The incidence of stroke increases with age, but up to 80% of strokes are preventable! While about one-third of stroke victims recover completely, the rest may have to deal with some long-term disability. There is no cure for stroke, but there are steps you can take to help prevent having one, or at least minimize the damage.

A stroke occurs when there is a blockage in or a rupture of a blood vessel that cuts off blood flow to the brain. Stroke can happen to anyone, at any age, and at any time. What happens after a stroke depends on how much of the brain was damaged and where in the brain the stroke occurred.

Strokes can be treated with clot-busting drugs and medical devices, but seconds count! The faster the treatment, the more likely one is to recover without permanent damage. Learn the signs of stroke to help you act FAST. The signs are Face drooping, Arm weakness, & Speech difficulty. If these signs are present, it’s Time to call 911!
While some risk factors for stroke are beyond your control (age, race & heredity), there are things you can do to reduce your risk. At the top of the list are maintaining a healthy weight, keeping alcohol use moderate and not smoking.

Being overweight can cause high blood pressure and increase the risk of diabetes. Both high blood pressure and diabetes are risk factors for stroke.

If you enjoy having a drink in the evening, consider drinking red wine. The resveratrol in red wine has been shown to help protect both the brain and heart. But all things in moderation. One drink a day is all you need to gain some health benefits.

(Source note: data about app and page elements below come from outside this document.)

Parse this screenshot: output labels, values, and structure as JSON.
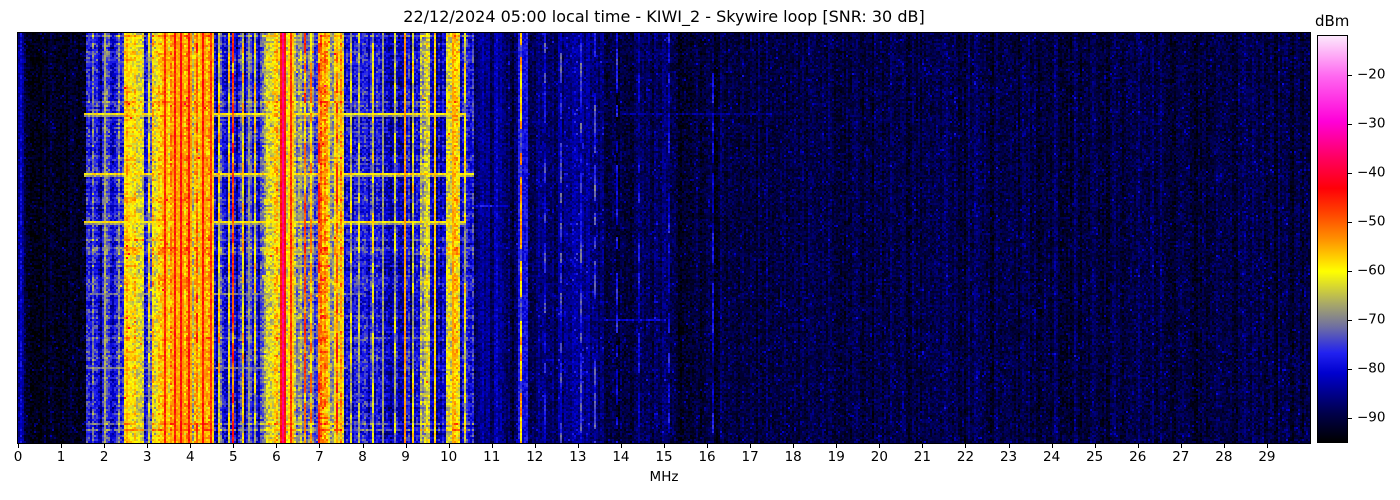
{
  "chart_data": {
    "type": "heatmap",
    "subtype": "hf-radio-spectrogram-waterfall",
    "title": "22/12/2024 05:00 local time - KIWI_2 - Skywire loop [SNR: 30 dB]",
    "xlabel": "MHz",
    "ylabel": "",
    "x_range": [
      0,
      30
    ],
    "x_ticks": [
      0,
      1,
      2,
      3,
      4,
      5,
      6,
      7,
      8,
      9,
      10,
      11,
      12,
      13,
      14,
      15,
      16,
      17,
      18,
      19,
      20,
      21,
      22,
      23,
      24,
      25,
      26,
      27,
      28,
      29
    ],
    "grid": false,
    "legend": false,
    "colorbar": {
      "label": "dBm",
      "position": "right",
      "range": [
        -95,
        -12
      ],
      "ticks": [
        -20,
        -30,
        -40,
        -50,
        -60,
        -70,
        -80,
        -90
      ],
      "stops": [
        {
          "u": 0.0,
          "color": "#000000"
        },
        {
          "u": 0.07,
          "color": "#00004a"
        },
        {
          "u": 0.17,
          "color": "#0000cf"
        },
        {
          "u": 0.22,
          "color": "#2222f0"
        },
        {
          "u": 0.285,
          "color": "#7070a0"
        },
        {
          "u": 0.34,
          "color": "#a8a868"
        },
        {
          "u": 0.42,
          "color": "#ffff00"
        },
        {
          "u": 0.5,
          "color": "#ff9000"
        },
        {
          "u": 0.57,
          "color": "#ff3c00"
        },
        {
          "u": 0.625,
          "color": "#ff0008"
        },
        {
          "u": 0.7,
          "color": "#ff0060"
        },
        {
          "u": 0.79,
          "color": "#ff00d8"
        },
        {
          "u": 0.9,
          "color": "#ff66f0"
        },
        {
          "u": 1.0,
          "color": "#fce8fc"
        }
      ]
    },
    "noise_floor_dbm": -92.5,
    "busy_rows_band_mhz": [
      1.45,
      10.6
    ],
    "bands": [
      [
        0.0,
        0.12,
        -84,
        5
      ],
      [
        0.12,
        1.55,
        -92.5,
        2.5
      ],
      [
        1.55,
        2.3,
        -80,
        9
      ],
      [
        2.3,
        2.44,
        -73,
        8
      ],
      [
        2.44,
        2.64,
        -58,
        5
      ],
      [
        2.64,
        2.88,
        -62,
        7
      ],
      [
        2.88,
        3.1,
        -76,
        8
      ],
      [
        3.1,
        3.5,
        -61,
        9
      ],
      [
        3.5,
        4.5,
        -60,
        10
      ],
      [
        4.5,
        5.6,
        -78,
        8
      ],
      [
        5.6,
        5.74,
        -71,
        8
      ],
      [
        5.74,
        6.02,
        -60,
        6
      ],
      [
        6.02,
        6.42,
        -68,
        10
      ],
      [
        6.42,
        7.0,
        -73,
        11
      ],
      [
        7.0,
        7.22,
        -55,
        7
      ],
      [
        7.22,
        7.3,
        -71,
        8
      ],
      [
        7.3,
        7.56,
        -60,
        7
      ],
      [
        7.56,
        8.6,
        -80,
        6
      ],
      [
        8.6,
        9.3,
        -81,
        6
      ],
      [
        9.3,
        9.55,
        -64,
        7
      ],
      [
        9.55,
        9.9,
        -79,
        7
      ],
      [
        9.9,
        10.22,
        -62,
        7
      ],
      [
        10.22,
        10.55,
        -80,
        6
      ],
      [
        10.55,
        11.3,
        -85,
        5
      ],
      [
        11.3,
        11.58,
        -88,
        4
      ],
      [
        11.58,
        11.82,
        -80,
        5
      ],
      [
        11.82,
        12.0,
        -88,
        4
      ],
      [
        12.0,
        13.6,
        -86.5,
        4.5
      ],
      [
        13.6,
        15.3,
        -89.5,
        3.5
      ],
      [
        15.3,
        16.3,
        -91,
        3
      ],
      [
        16.3,
        30.01,
        -90,
        3.2
      ]
    ],
    "vertical_lines": [
      [
        2.02,
        -67,
        1,
        0
      ],
      [
        3.02,
        -63,
        1,
        1
      ],
      [
        3.38,
        -46,
        1,
        0
      ],
      [
        3.62,
        -45,
        1,
        0
      ],
      [
        3.74,
        -44,
        1,
        0
      ],
      [
        3.96,
        -45,
        1,
        0
      ],
      [
        4.13,
        -51,
        1,
        1
      ],
      [
        4.27,
        -45,
        1,
        0
      ],
      [
        4.44,
        -47,
        1,
        0
      ],
      [
        4.63,
        -60,
        1,
        1
      ],
      [
        4.86,
        -62,
        1,
        1
      ],
      [
        4.97,
        -50,
        1,
        1
      ],
      [
        5.2,
        -60,
        1,
        1
      ],
      [
        5.32,
        -68,
        1,
        0
      ],
      [
        5.47,
        -62,
        1,
        1
      ],
      [
        6.15,
        -34,
        1,
        0
      ],
      [
        6.32,
        -47,
        1,
        0
      ],
      [
        6.62,
        -52,
        1,
        1
      ],
      [
        6.8,
        -56,
        1,
        1
      ],
      [
        6.95,
        -50,
        1,
        1
      ],
      [
        7.38,
        -50,
        1,
        1
      ],
      [
        7.48,
        -57,
        1,
        0
      ],
      [
        7.7,
        -64,
        1,
        1
      ],
      [
        7.9,
        -66,
        1,
        1
      ],
      [
        8.2,
        -64,
        1,
        1
      ],
      [
        8.47,
        -68,
        1,
        0
      ],
      [
        8.72,
        -66,
        1,
        1
      ],
      [
        8.95,
        -54,
        1,
        0
      ],
      [
        9.15,
        -62,
        1,
        1
      ],
      [
        9.68,
        -57,
        1,
        0
      ],
      [
        10.08,
        -55,
        1,
        0
      ],
      [
        10.35,
        -63,
        1,
        1
      ],
      [
        11.67,
        -56,
        1,
        2
      ],
      [
        12.2,
        -80,
        1,
        1
      ],
      [
        12.6,
        -79,
        1,
        1
      ],
      [
        13.05,
        -78,
        1,
        1
      ],
      [
        13.37,
        -76,
        1,
        2
      ],
      [
        13.9,
        -80,
        1,
        2
      ],
      [
        14.4,
        -84,
        1,
        1
      ],
      [
        15.1,
        -83,
        1,
        1
      ],
      [
        16.1,
        -84,
        1,
        1
      ]
    ],
    "impulse_rows": [
      [
        40,
        1.5,
        10.35,
        -60
      ],
      [
        40,
        14.0,
        17.5,
        -85
      ],
      [
        70,
        1.5,
        10.55,
        -59
      ],
      [
        94,
        1.5,
        10.4,
        -60
      ],
      [
        130,
        1.6,
        8.0,
        -71
      ],
      [
        167,
        1.6,
        7.6,
        -70
      ],
      [
        86,
        10.3,
        11.35,
        -79
      ],
      [
        143,
        13.6,
        15.0,
        -82
      ]
    ]
  }
}
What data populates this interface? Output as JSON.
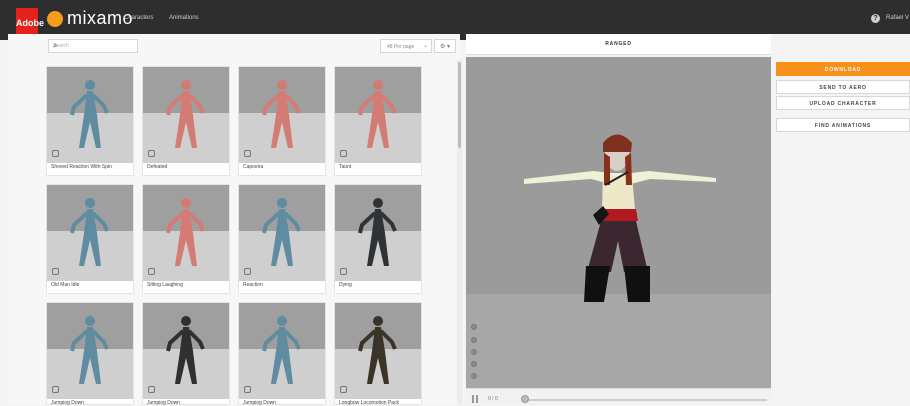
{
  "topbar": {
    "adobe_label": "Adobe",
    "logo": "mixamo",
    "nav": [
      "Characters",
      "Animations"
    ],
    "help_icon": "?",
    "user": "Rafael V"
  },
  "toolbar": {
    "search_placeholder": "Search",
    "per_page": "48 Per page",
    "gear_caret": "⚙ ▾"
  },
  "animations": [
    {
      "label": "Shoved Reaction With Spin",
      "color": "#5f8ca0"
    },
    {
      "label": "Defeated",
      "color": "#d47b73"
    },
    {
      "label": "Capoeira",
      "color": "#d47b73"
    },
    {
      "label": "Taunt",
      "color": "#d47b73"
    },
    {
      "label": "Old Man Idle",
      "color": "#5f8ca0"
    },
    {
      "label": "Sitting Laughing",
      "color": "#d47b73"
    },
    {
      "label": "Reaction",
      "color": "#5f8ca0"
    },
    {
      "label": "Dying",
      "color": "#2f3335"
    },
    {
      "label": "Jumping Down",
      "color": "#5f8ca0"
    },
    {
      "label": "Jumping Down",
      "color": "#303030"
    },
    {
      "label": "Jumping Down",
      "color": "#5f8ca0"
    },
    {
      "label": "Longbow Locomotion Pack",
      "color": "#3a3328"
    }
  ],
  "viewer": {
    "title": "RANGED",
    "time": "0 / 0",
    "progress": 0
  },
  "actions": {
    "download": "DOWNLOAD",
    "send": "SEND TO AERO",
    "upload": "UPLOAD CHARACTER",
    "find": "FIND ANIMATIONS"
  },
  "colors": {
    "accent": "#f59018",
    "topbar": "#2e2e2e",
    "viewer": "#9b9b9b"
  }
}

Smoking is a major risk factor for stroke. In fact, a smoker has double the chance of having a stroke as compared to a non-smoker. Smoking can lead to plaque build-up in your arteries and cause clot formation.

The lifestyle changes suggested above will not only help to prevent stroke, they provide other health benefits as well. Doing things that are good for your body will be good for your brain!


For more information, visit www.strokeassociation.org – on the American Heart Association web site.